Report: Build your own air quality sensor – in Brussels

In June, the hackAIR team moderated 7 sensor-building workshops across Europe. More than 200 interested participants learned more about air quality and built their own sensor. Here is the first report from this amazing month, featuring the workshop in Brussels on June 13.

Air quality is a “hot” topic in Brussels and all across Belgium: in citizen activist groups, in stakeholder consultations, in policy making and in the media. There is a huge demand for more low-cost air quality sensors to be set up in Brussels. This event was co-organised by a broad range of partners: Influencair, Open Knowledge Belgium, Sandbox VRT, BRAL, Civic Lab Leuven, Luchtpijp, BeCentral, hackAIR. hackAIR was represented by VUB, Crevis and ON:SUBJECT.

It was the largest workshop so far for hackAIR: 100 citizens came – and many more had wanted to participate (no worries: there will be more workshops in Brussels in the next months!)

One of the participants shared about her motivation to build her own air quality sensor:

“I live in an apartment on a busy road in the middle of Brussels. I am very concerned about the impact of air pollution on my health. I want to measure the air quality where I live, with my own sensor. I want to make sense of the data that I will collect. Knowing more about the levels of pollution over time, will make it easier for me to decide whether I can stay in my current appartement. If the air is too bad here, I will move to a neighbourhood with healthier air.

It was amazing to learn more about the diversity of the participants in conversations around the assembling tables. The age range was from 11 to 65+. There were concerned citizens, scientists in the field of air quality, medical doctors, policy makers, journalists, social entrepreneurs, innovators, open data experts, members of grassroots air quality initiatives (such as Filter Cafe). People came from Brussels and neighbouring municipalities, and also from across Belgium. A mix of French, Dutch and English could be heard in the lively conversations.

The sensors had been prepared by the Open Knowledge Belgium tech team. They did a great job in providing a “plug-and-play-sensor”: everything was already soldered. The participants just had to add four screws and connect a few wires. An easy and very fast experience of building an air quality sensor! Following the assembling phase, each participant was supported by a member of the tech team to connect his / her sensor to the luftdaten platform. There was only one last step to take at home: configuring the sensor with the home WiFi. With the step-by-step manual that was handed out, this was surely easy. Two weeks after the event, the vast majority of the sensors are up and running! 

 

During the workshop, participants were invited to take part in a survey conducted by the hackAIR partner VUB. This survey is part of the hackAIR overall project and explores the connections between engagement in activities about air quality and potential change of behaviour.

 

Our thanks go to all our partners who helped to make this workshop happen, to all who volunteered their time to support participants during the assembling – and of course to all who came and built their own sensor!

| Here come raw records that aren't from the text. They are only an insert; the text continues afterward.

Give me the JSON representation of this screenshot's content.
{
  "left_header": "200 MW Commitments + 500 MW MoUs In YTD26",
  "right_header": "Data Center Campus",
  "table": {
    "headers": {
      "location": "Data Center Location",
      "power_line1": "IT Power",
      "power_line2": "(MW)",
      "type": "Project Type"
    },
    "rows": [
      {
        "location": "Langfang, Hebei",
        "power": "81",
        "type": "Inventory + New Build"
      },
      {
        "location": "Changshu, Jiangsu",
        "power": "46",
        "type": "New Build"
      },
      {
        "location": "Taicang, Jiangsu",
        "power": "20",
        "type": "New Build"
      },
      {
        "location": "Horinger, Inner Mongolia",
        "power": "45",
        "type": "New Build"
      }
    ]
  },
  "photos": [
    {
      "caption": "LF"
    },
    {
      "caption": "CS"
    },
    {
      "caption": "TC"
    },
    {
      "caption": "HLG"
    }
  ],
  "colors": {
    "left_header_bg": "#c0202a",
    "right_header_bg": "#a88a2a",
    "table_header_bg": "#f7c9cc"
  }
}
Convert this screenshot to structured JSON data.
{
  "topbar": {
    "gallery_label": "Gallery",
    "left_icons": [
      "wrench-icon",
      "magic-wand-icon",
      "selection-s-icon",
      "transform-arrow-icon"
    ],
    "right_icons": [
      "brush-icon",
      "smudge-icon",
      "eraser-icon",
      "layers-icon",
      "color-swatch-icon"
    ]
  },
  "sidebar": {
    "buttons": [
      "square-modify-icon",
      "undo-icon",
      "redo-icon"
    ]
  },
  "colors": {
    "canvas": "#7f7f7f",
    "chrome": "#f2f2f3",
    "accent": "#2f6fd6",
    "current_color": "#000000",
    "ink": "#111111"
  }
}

Stay tuned! We’ll spread the invitations for upcoming workshops on our events page and through social media. Also keep in mind: you can invite the hackAIR team to offer a sensor-building workshop in your neighbourhood or for your organisation. Or: you can organise your own workshop with our workshop toolkit